    The app does generate this information based on one of the ePrognosis life expectancy calculators. Those calculators themselves are an estimate (i.e. educated guess) of a risk: the risk (or likelihood) that a person will die within a certain time frame.

    So neither the app nor the ePrognosis website tell people when they’ll die. But quite possible that some people may interpret the information as such, and as you point out, perception is very important!

    On the flip side, a month ago I heard Katy Butler, author of Knocking on Heaven’s Door, give Grand Rounds at UCSF. She quite emphatically asserted that PCPs and others need to let patients know when they’re likely to be within their last few years of life. Easier said than done, of course!

  4. Eric or Alex – are there any plans to broaden the scope of this app?

    And overall – quite curious – what kind of response have you seen? I imagine you’re getting a lot of the “App playing God” questions.

    How do you respond to them?

  5. Nothing is going to replace the physician-patient relationship with regard to workup and treatment. A recent poll shows at least 30% of Americans favor prolonging life, even in the face of lingering pain, suffering and imminent death anyway.
    While it is educational for physicians and scientists to look at statistics for reasonable approaches to testing and treatment, you most certainly cannot reveal this to a patient or family, you will get a lawyer’s letter immediately.
    The other problem is going to be how to make these decisions with declining financial resources, because whether we like it or not, some type of rationing is coming. Our only hope is to continue to educate the public on what is appropriate and hope some common sense wins out.

  6. Very interesting read and I am wondering if advertising/legal has not taken too much control out of the hands of doctors in terms of practicing say “pragmatic” medicine.

    The JAMA enthusiasm article underscores the difficulty in lessening unnecessary tests and related costs. The following comment at the end of the article was very interesting….

    “In the case of unproven tests such as total-body CT, excessive enthusiasm makes it extremely easy for exaggerated marketing tactics to succeed. Consequently, some have suggested that the government replicate what it has done with pharmaceutical advertising and regulate the direct-to-consumer advertising of unproven tests, requiring that the advertisements are factually true and provide balanced information about benefit and harm.”

    The problem is advertising is too effective and regulating pharma ads has done nothing. There’s always some guy at the end of the ad talking faster than the old Fedex spokesman saying the drug may not work, your leg may fall off, you may die, etc.

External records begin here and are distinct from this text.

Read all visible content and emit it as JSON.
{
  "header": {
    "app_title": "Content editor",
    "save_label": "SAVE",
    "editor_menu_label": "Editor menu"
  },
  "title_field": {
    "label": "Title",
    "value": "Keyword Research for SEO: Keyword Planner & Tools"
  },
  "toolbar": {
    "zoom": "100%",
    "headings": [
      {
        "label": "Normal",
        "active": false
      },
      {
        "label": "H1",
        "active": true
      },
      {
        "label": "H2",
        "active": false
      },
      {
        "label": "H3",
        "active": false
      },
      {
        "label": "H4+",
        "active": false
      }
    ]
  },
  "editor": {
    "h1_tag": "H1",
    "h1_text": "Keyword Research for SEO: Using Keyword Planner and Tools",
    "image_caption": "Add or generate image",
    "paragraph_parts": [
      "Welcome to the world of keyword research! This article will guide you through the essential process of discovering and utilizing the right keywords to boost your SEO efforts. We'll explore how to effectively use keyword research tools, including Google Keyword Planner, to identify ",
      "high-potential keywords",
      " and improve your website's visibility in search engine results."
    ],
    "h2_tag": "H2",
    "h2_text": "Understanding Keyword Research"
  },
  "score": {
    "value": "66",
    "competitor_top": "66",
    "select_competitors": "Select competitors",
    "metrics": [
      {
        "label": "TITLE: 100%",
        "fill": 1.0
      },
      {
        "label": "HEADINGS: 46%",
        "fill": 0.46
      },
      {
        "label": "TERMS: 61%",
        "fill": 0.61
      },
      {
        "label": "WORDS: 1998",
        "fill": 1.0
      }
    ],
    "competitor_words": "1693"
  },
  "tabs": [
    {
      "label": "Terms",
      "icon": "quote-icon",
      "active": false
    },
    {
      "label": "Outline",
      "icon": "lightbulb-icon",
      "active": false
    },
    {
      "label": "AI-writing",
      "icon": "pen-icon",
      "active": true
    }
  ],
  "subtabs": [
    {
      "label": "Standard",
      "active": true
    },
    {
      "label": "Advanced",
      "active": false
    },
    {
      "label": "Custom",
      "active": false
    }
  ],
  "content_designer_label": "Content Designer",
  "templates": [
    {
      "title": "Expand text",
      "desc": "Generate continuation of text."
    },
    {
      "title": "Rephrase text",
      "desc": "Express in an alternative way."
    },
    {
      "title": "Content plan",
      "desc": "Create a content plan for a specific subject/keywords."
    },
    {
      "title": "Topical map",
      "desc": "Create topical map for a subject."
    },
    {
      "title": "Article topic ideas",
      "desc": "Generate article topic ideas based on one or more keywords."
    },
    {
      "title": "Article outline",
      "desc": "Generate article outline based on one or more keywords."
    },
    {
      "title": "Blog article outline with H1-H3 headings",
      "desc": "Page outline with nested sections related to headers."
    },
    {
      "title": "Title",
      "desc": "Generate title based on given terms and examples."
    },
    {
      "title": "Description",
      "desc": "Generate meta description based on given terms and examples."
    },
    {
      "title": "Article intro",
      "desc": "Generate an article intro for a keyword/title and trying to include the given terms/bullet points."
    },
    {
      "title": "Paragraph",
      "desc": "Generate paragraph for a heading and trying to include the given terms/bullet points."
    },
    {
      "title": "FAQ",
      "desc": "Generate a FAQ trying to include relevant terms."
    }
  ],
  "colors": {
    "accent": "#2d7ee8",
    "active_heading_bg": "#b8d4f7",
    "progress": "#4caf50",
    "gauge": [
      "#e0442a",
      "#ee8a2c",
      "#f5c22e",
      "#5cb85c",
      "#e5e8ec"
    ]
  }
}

    Doesn’t put a dent in sales. The same applies to advertising the latest and greatest scanner/test. The minute people are aware of it many will want it – even the elderly.

    Isn’t it the doctor’s function to recommend course of treatment rather than some Madison Avenue ad agency or am I wrong?

    As per the ePrognosis app – I doubt there are many people that would want to know that you decided not to treat them based on an iPhone app that actuarially decided that they will die in 2.175 years.

    No one wants to be treated as a statistic. As a doctor, I would imagine you would know based on experience what makes sense and what doesn’t in terms of testing/treatment. So perhaps it’s bedside manner rather than coming at it like an insurance bean counter that would soften the blow when not recommending a test.

    Legally one would be torn apart on using such an app. They’d do a big dog and pony show in court challenging the algorithms, a bug gave the wrong result, etc. and say some greedy VC in the Valley funded an app that says you should die.

    In truth, maybe the app is a great tool, but perception is reality and if the average person knew this unclear that they would be too happy about it.